If the labor movement can learn one thing from the 2016 presidential election, it’s that there still exists a wide gulf of understanding between this country’s elites (of all stripes) and the common folk. From the very beginning of this election, something was brewing out in Middle America; an insurgency at two opposing poles of the body politic. In the Democratic Party, Bernie Sanders, a 74-year-old democratic socialist senator, drew huge crowds of young people (for sure) but also legions of rank-and-file union members. The leadership of the major unions, meanwhile, endorsed the former Secretary of State Hilary Clinton. In the Grand Old Party, golden boys, barnstormers, and small fry alike were swept away one by one by the juggernaut that is Donald Trump, who seemed to speak to some otherwise ignored constituency of the Republican Party. Perhaps to their detriment, the Dems went the establishment route and anointed Sec. Clinton as their candidate; the rest, as they say, is history. Trump was elected on November 8th, winning substantial support (43 percent, according to exit polls) from union households.
From whence this came? Whether you believe the enormous divide between the working and the professional class is a result of wariness about free trade, general economic insecurity, or other reasons, it’s become obvious that those who work and their representatives have vastly skewed perspectives. This is particularly relevant to the mission here at the Association for Union Democracy. We understand well that there has always existed a difference between what the union rank and file wishes for and what their labor leaders act upon. As AUD founder Herman Benson put it more than ten years ago,

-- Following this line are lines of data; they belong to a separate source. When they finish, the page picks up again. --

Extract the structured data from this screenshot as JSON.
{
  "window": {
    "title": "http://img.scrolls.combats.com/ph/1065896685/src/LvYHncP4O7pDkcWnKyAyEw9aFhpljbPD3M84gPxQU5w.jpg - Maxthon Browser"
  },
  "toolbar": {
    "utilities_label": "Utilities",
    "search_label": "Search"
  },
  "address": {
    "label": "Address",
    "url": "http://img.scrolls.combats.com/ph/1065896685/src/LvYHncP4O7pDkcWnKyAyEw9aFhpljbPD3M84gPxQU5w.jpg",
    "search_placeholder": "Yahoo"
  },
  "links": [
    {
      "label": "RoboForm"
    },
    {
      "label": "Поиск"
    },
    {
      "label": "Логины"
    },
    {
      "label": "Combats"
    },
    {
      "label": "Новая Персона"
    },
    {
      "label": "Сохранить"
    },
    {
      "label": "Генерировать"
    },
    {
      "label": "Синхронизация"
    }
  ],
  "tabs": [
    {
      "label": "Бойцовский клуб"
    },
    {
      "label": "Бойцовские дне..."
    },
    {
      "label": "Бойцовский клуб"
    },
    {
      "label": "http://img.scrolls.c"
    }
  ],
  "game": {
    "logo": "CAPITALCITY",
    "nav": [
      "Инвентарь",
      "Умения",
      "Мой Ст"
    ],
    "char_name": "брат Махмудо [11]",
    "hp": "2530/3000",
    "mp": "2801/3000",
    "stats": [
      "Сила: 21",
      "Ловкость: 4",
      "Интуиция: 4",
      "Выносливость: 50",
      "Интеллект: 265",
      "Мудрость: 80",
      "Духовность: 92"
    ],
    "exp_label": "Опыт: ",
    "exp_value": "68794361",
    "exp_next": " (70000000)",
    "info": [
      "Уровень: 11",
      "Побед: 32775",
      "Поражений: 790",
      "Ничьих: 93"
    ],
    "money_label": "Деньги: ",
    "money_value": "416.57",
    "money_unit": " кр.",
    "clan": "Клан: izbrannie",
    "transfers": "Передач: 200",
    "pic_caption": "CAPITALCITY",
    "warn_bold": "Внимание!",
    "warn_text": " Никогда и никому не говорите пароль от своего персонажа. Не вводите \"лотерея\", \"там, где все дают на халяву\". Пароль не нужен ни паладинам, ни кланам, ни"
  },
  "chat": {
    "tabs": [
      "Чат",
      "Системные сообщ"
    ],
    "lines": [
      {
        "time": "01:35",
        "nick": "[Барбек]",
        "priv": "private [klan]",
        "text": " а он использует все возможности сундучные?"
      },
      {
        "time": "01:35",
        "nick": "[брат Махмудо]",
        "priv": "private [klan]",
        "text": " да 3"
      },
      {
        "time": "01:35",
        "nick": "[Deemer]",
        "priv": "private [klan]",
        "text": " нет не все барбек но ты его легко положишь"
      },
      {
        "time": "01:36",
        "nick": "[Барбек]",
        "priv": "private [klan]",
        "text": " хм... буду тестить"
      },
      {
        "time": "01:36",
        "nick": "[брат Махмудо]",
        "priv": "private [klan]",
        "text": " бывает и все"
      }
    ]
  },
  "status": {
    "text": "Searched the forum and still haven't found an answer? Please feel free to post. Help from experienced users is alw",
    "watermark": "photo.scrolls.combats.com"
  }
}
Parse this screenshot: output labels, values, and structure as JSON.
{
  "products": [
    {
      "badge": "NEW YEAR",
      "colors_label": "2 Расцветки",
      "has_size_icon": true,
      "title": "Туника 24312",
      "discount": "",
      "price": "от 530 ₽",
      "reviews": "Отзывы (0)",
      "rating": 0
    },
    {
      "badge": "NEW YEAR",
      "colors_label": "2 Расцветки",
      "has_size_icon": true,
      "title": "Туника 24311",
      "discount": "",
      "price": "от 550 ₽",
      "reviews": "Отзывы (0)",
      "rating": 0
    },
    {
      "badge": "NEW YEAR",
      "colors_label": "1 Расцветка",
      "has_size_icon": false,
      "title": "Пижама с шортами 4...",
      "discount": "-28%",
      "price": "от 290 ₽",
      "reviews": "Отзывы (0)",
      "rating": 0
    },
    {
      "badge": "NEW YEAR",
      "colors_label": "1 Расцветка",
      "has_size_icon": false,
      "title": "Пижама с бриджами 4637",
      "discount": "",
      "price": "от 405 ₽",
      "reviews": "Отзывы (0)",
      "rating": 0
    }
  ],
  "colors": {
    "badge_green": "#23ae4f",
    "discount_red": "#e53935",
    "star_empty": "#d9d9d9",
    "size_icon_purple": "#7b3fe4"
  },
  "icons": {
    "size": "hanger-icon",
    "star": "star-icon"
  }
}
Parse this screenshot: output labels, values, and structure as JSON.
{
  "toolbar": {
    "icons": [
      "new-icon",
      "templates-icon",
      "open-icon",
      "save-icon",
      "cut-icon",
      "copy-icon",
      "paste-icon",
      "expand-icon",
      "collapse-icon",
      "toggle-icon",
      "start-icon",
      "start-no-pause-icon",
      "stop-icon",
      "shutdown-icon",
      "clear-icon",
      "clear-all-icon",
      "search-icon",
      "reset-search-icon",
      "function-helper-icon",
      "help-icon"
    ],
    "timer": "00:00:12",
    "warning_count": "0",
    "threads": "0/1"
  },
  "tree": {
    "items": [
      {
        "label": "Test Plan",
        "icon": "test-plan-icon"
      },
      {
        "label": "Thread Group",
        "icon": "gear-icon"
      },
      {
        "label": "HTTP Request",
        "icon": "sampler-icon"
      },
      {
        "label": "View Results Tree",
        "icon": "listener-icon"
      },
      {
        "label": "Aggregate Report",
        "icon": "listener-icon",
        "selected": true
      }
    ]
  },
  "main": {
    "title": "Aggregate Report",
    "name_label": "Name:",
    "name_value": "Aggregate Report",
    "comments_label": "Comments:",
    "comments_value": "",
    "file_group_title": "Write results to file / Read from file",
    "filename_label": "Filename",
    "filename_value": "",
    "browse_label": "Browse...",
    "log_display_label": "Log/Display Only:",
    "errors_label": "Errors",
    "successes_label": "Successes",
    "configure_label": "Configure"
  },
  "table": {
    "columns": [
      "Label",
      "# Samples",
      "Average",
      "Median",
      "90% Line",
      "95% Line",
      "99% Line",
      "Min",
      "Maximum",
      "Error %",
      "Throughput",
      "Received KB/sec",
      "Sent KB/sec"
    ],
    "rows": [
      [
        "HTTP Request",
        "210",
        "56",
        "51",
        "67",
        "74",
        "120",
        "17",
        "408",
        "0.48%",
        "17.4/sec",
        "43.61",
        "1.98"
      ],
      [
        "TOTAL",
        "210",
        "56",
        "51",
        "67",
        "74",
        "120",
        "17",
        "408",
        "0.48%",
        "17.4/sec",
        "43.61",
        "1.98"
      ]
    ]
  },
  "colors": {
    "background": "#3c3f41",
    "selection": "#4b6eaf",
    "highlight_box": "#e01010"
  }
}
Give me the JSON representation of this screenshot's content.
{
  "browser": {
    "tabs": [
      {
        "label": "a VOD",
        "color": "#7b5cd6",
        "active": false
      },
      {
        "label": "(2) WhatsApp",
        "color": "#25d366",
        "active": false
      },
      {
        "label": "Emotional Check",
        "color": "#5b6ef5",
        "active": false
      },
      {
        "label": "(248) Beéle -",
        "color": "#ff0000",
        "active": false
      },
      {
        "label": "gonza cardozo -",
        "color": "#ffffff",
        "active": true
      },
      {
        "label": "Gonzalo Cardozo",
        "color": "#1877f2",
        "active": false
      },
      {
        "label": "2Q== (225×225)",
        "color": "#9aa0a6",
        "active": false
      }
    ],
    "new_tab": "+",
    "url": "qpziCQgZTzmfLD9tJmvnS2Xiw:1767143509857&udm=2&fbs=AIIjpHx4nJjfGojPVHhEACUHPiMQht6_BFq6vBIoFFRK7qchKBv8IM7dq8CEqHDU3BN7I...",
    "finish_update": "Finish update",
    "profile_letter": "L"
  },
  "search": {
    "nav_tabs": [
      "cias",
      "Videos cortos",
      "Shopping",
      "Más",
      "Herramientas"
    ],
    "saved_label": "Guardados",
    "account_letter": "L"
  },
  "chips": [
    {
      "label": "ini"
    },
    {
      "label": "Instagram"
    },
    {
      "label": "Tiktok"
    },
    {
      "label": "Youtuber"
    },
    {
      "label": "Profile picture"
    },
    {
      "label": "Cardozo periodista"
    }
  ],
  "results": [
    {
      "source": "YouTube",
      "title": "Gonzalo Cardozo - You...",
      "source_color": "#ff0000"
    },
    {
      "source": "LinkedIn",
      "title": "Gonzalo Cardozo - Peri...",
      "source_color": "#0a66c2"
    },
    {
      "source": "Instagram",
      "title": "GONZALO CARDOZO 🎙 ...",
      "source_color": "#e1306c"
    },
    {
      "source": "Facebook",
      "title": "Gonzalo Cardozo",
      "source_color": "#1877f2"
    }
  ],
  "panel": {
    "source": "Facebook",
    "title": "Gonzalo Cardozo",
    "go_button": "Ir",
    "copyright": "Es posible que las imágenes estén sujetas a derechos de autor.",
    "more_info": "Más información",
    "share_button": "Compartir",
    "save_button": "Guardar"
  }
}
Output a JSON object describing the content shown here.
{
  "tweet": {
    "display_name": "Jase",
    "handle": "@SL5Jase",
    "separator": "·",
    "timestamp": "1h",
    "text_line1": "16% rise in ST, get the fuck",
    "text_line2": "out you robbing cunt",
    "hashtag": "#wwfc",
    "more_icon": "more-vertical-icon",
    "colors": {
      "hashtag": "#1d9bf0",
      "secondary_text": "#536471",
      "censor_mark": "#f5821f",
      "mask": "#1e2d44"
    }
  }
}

“This then is the divided soul of the labor leadership: In most of the great issues that face the nation, in the key political conflicts that separate the parties, the labor movement places its power on the side of liberalism, enlightenment, civil liberties, egalitarianism. It stands on the side of people against the privileges of wealth, for workers’ rights against corporate power. But on all of the issues that involve the rights of workers inside their unions, that same labor movement, as represented by most of its top officials, stubbornly defends limitations, restrictions, repression.…And so the labor movement sends out contradictory signals to its own members. In confronting its corporate adversary… its message is: Speak out. Stand up. Rights of Americans. Demand justice. Human rights before greedy profiteers. Fair play for all. Justice. Democracy. Integrity. Decency. But in everything related to the union’s inner life, the message conveyed, sometimes brutally, sometimes subtly, is: Sit down and shut up, and pay your dues. Don’t rock the boat.”
Such calls for union democracy as Benson’s are no longer just the bread and butter of the dissident within the labor movement, but are now heard in the rhetoric of the leadership of the country’s most powerful trade unions; AFL CIO President Richard Trumka says; “The goal will be to make us more transparent and more responsive to the affiliates” (in a speech stressing a more bottom-up approach to labor leadership he wishes to take). AFSCME President Lee Saunders tells us, “Unions need to acknowledge that their members and working families can’t all be activists because they are stretched to the wall trying to make ends meet. We had to stop talking. We had to start listening.” We hope they do. The Association for Union Democracy has understood this tension and attempted to negotiate it for over fifty years now. We learn every day how many union members still feel left out, not represented, can’t get basic information they are entitled to by law, are often not informed about how to run for union office, don’t have any understanding of the union’s finances because there are no reports to the members….so the struggle continues!
Our goal has been to inform, and thus advocate for, empower, and protect, those union members who challenge the status quo. They only ask that their questions, ideas, or grievances be addressed in a fair and democratic manner by their union: that they be allowed to take part in the union’s affairs. We try to help them to do that. We believe that for a stronger labor movement, the concerns of the members must be taken off the back burner and engaged with as soon and as thoroughly as possible.
But to further pursue this mission, AUD needs your help. We are not an organization that can spend vast amounts of time seeking large-scale donations. Rather, AUD depends on supporters like you. We need your support to continue our everyday work. And in 2017 we want to revise, update, and make social-media-friendly versions of the several packets we send out to those who call us daily for help of one sort or another. These informational packets — election rights, hiring-hall rights and procedures, your rights on the job — just to name a few — are absolutely essential, not only to inform our callers of their rights, but also in maintaining contact with those who are, little by little, changing our trade unions for the better. So won’t you please make a tax deductible contribution to AUD this year?